While some emissions may be produced to make the electricity on which electric cars run, EVs themselves have no tailpipe emissions (or tailpipes, for that matter). Gas- and diesel-powered cars and trucks, on the other hand, emit fumes harmful to our health and the environment.
Higher sticker prices
EVs generally cost more upfront than similarly sized conventional rides and a consumer survey carried out for RoadLoans showed the high cost of purchase to be the top turn-off for ownership. Prices are falling, though, and federal tax credits up to $7,500 are available to offset the cost, while some states offer incentives, too. It may also be worth considering buying used, after someone else has taken the depreciation hit. In fact, some of the fastest-selling used cars are now EVs.
Range anxiety is a major concern among prospective car buyers and encountering a flat battery was the biggest worry about purchasing an electric vehicle within our RoadLoans survey. There are numerous electric vehicles with ranges over 100 miles, which is fine for the average daily round-trip commute of 30 miles, but not so good if you want the flexibility to go interstate or take a road trip. The longest ranges tend to come with the more expensive models, with the likes of the Tesla Model S, which offers a range of 335 miles, starting at $68,000. Yet the more affordable Chevrolet Bolt (from $37,495) and Tesla Model 3 (from $35,000) come with ranges beyond 200 miles, and other such vehicles are on the way.
Long recharging times
It takes a lot longer to recharge a car’s battery than to fill up a tank with gas. Times vary depending on the size of the battery and the speed of the charging point, but it typically takes a number of hours to fully charge. Adding 25 miles of range per hour is common with 240-volt sources. DC fast-charging stations speed up the process, providing 90 miles of range in 30 minutes for the new Chevrolet Bolt, for example.
The choice of electric cars is much smaller than the array of gas and diesel vehicles on the market, and it will take a while for that to change. Options are expanding all the time, though, from automakers across the industry. Vehicles expected to arrive this year include SUVs such as the Kia Niro EV, Hyundai Kona EV, Jaguar I-Pace and Audi E-Tron Quattro. If you’re not ready for an all-electric model, hybrid cars expand the options further. Hybrids run on a gasoline engine with an electric motor to add power when needed, while plugin hybrids (PHEVs) rely on the electric motor but have a gas engine as a backup power source.
There are relatively few public charging stations across the country, with a University of Michigan report last year counting 16,000 compared to 112,000 gas stations. As you would expect, infrastructure to support electric cars is expanding quickly along with the growth in EV sales. Volkswagen, for example, has agreed to install 2,800 charging stations in 17 U.S. cities, spread over 500 locations, by June 2019, with 75 percent at workplaces and others at multi-family homes like apartment buildings, and in high-traffic areas.
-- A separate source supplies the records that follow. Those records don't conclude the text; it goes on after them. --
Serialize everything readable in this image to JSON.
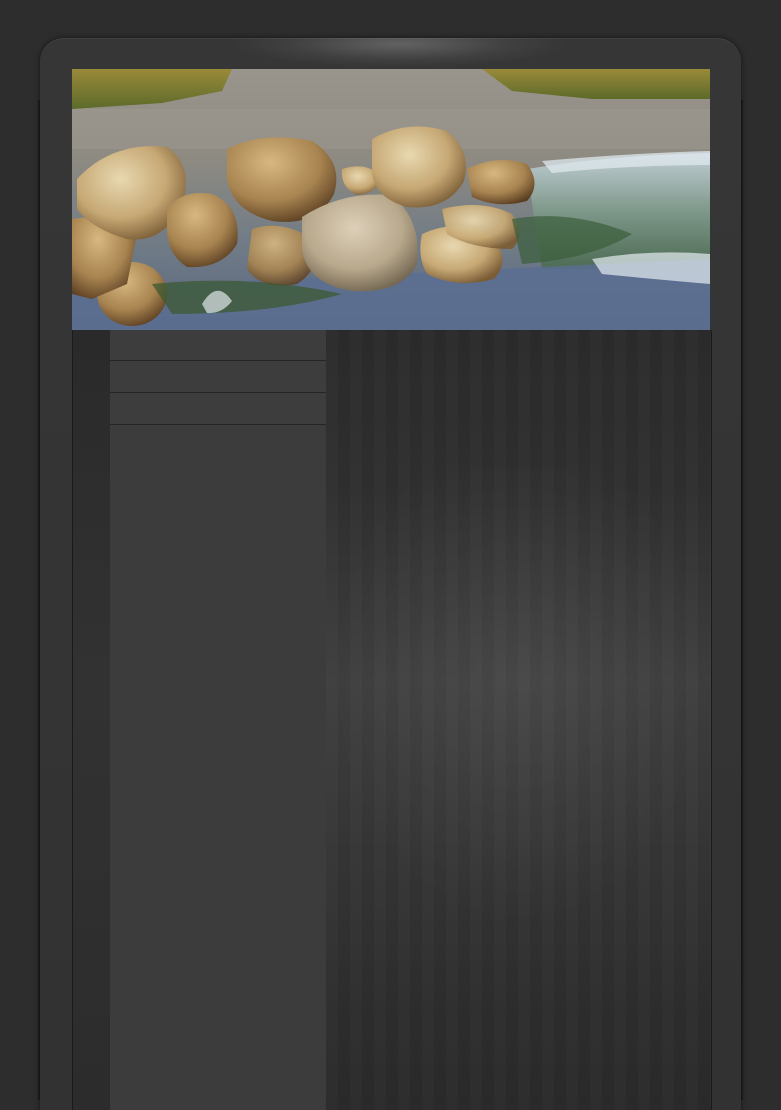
{
  "header": {
    "banner_image": "rocks-in-stream-photo"
  },
  "sidebar": {
    "items": [
      {
        "label": ""
      },
      {
        "label": ""
      },
      {
        "label": ""
      }
    ]
  },
  "colors": {
    "background": "#2d2d2d",
    "frame": "#353535",
    "sidebar": "#3c3c3c",
    "main": "#2f2f2f"
  }
}
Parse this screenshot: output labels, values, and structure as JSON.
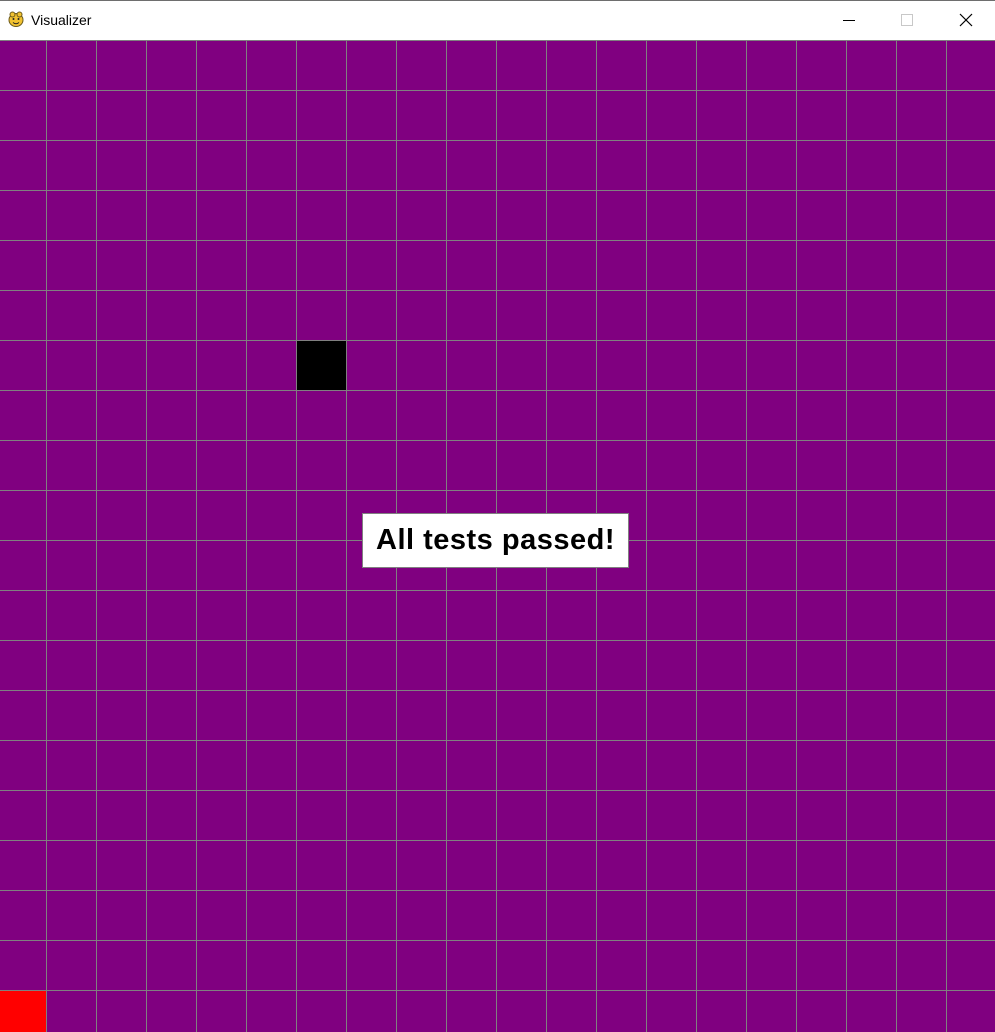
{
  "window": {
    "title": "Visualizer",
    "icon": "pygame-snake-icon"
  },
  "controls": {
    "minimize_icon": "minimize-icon",
    "maximize_icon": "maximize-icon",
    "close_icon": "close-icon"
  },
  "board": {
    "columns": 20,
    "rows": 20,
    "cell_color": "#800080",
    "grid_line_color": "#808080",
    "special_cells": [
      {
        "col": 6,
        "row": 6,
        "color": "#000000",
        "name": "obstacle-cell"
      },
      {
        "col": 0,
        "row": 19,
        "color": "#ff0000",
        "name": "start-cell"
      }
    ]
  },
  "status": {
    "message": "All tests passed!"
  }
}
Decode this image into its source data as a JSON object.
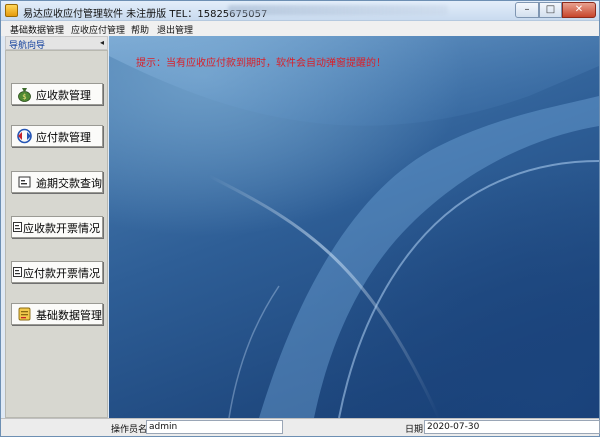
{
  "window": {
    "title": "易达应收应付管理软件 未注册版  TEL：15825675057",
    "min_label": "–",
    "max_label": "□",
    "close_label": "✕"
  },
  "menu": {
    "items": [
      "基础数据管理",
      "应收应付管理",
      "帮助",
      "退出管理"
    ]
  },
  "nav": {
    "title": "导航向导",
    "collapse_label": "◂",
    "buttons": [
      {
        "label": "应收款管理",
        "icon": "money-bag-icon"
      },
      {
        "label": "应付款管理",
        "icon": "exchange-arrows-icon"
      },
      {
        "label": "逾期交款查询",
        "icon": "report-icon"
      },
      {
        "label": "应收款开票情况",
        "icon": "report-icon"
      },
      {
        "label": "应付款开票情况",
        "icon": "report-icon"
      },
      {
        "label": "基础数据管理",
        "icon": "database-icon"
      }
    ]
  },
  "main": {
    "hint": "提示：当有应收应付款到期时，软件会自动弹窗提醒的！"
  },
  "status": {
    "operator_label": "操作员名",
    "operator_value": "admin",
    "date_label": "日期",
    "date_value": "2020-07-30"
  },
  "colors": {
    "hint": "#d8202a",
    "nav_title": "#0a3a9a",
    "desktop": "#2e5e96"
  }
}
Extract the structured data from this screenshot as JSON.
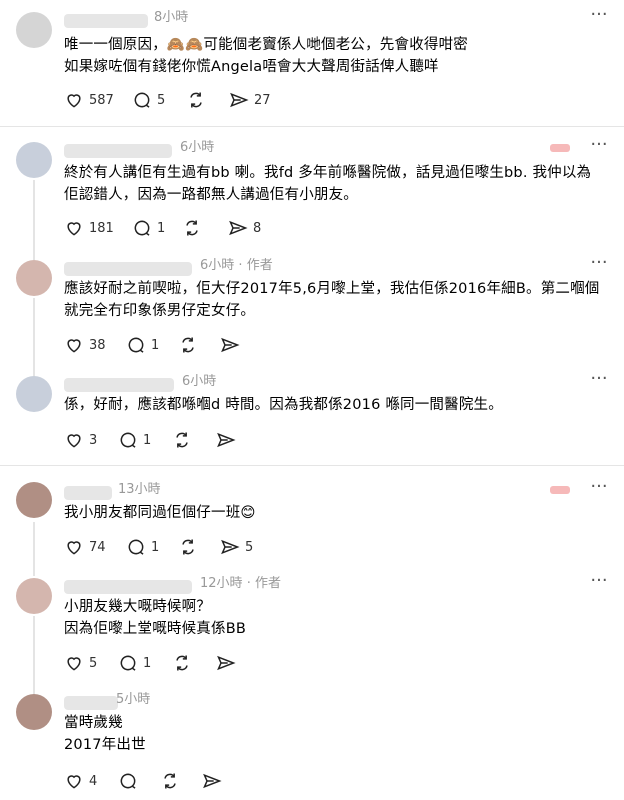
{
  "posts": [
    {
      "time": "8小時",
      "author_tag": "",
      "text": "唯一一個原因，🙈🙈可能個老竇係人哋個老公，先會收得咁密\n如果嫁咗個有錢佬你慌Angela唔會大大聲周街話俾人聽咩",
      "likes": "587",
      "replies": "5",
      "reposts": "",
      "shares": "27",
      "icon_names": [
        "heart-icon",
        "comment-icon",
        "repost-icon",
        "share-icon",
        "more-icon"
      ]
    },
    {
      "time": "6小時",
      "author_tag": "",
      "text": "終於有人講佢有生過有bb 喇。我fd 多年前喺醫院做，話見過佢嚟生bb. 我仲以為\n佢認錯人，因為一路都無人講過佢有小朋友。",
      "likes": "181",
      "replies": "1",
      "reposts": "",
      "shares": "8"
    },
    {
      "time": "6小時",
      "author_tag": "作者",
      "text": "應該好耐之前喫啦，佢大仔2017年5,6月嚟上堂，我估佢係2016年細B。第二嗰個\n就完全冇印象係男仔定女仔。",
      "likes": "38",
      "replies": "1",
      "reposts": "",
      "shares": ""
    },
    {
      "time": "6小時",
      "author_tag": "",
      "text": "係，好耐，應該都喺嗰d 時間。因為我都係2016 喺同一間醫院生。",
      "likes": "3",
      "replies": "1",
      "reposts": "",
      "shares": ""
    },
    {
      "time": "13小時",
      "author_tag": "",
      "text": "我小朋友都同過佢個仔一班😊",
      "likes": "74",
      "replies": "1",
      "reposts": "",
      "shares": "5"
    },
    {
      "time": "12小時",
      "author_tag": "作者",
      "text": "小朋友幾大嘅時候啊？\n因為佢嚟上堂嘅時候真係BB",
      "likes": "5",
      "replies": "1",
      "reposts": "",
      "shares": ""
    },
    {
      "time": "5小時",
      "author_tag": "",
      "text": "當時歲幾\n2017年出世",
      "likes": "4",
      "replies": "",
      "reposts": "",
      "shares": ""
    }
  ],
  "separator": "·",
  "more_glyph": "···"
}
EVs tempting more buyers
Electric vehicles are not for everyone, and gas-powered cars are certainly not about to disappear overnight, but the numbers show they’re tempting more car buyers to part with their money and get behind the wheel. Last year saw a record number of electric cars sold in the U.S., at nearly 200,000, and 2018 sales are expected to surpass that figure. Thinking about the pros and cons of electric cars will help you decide whether you want to plug in, too.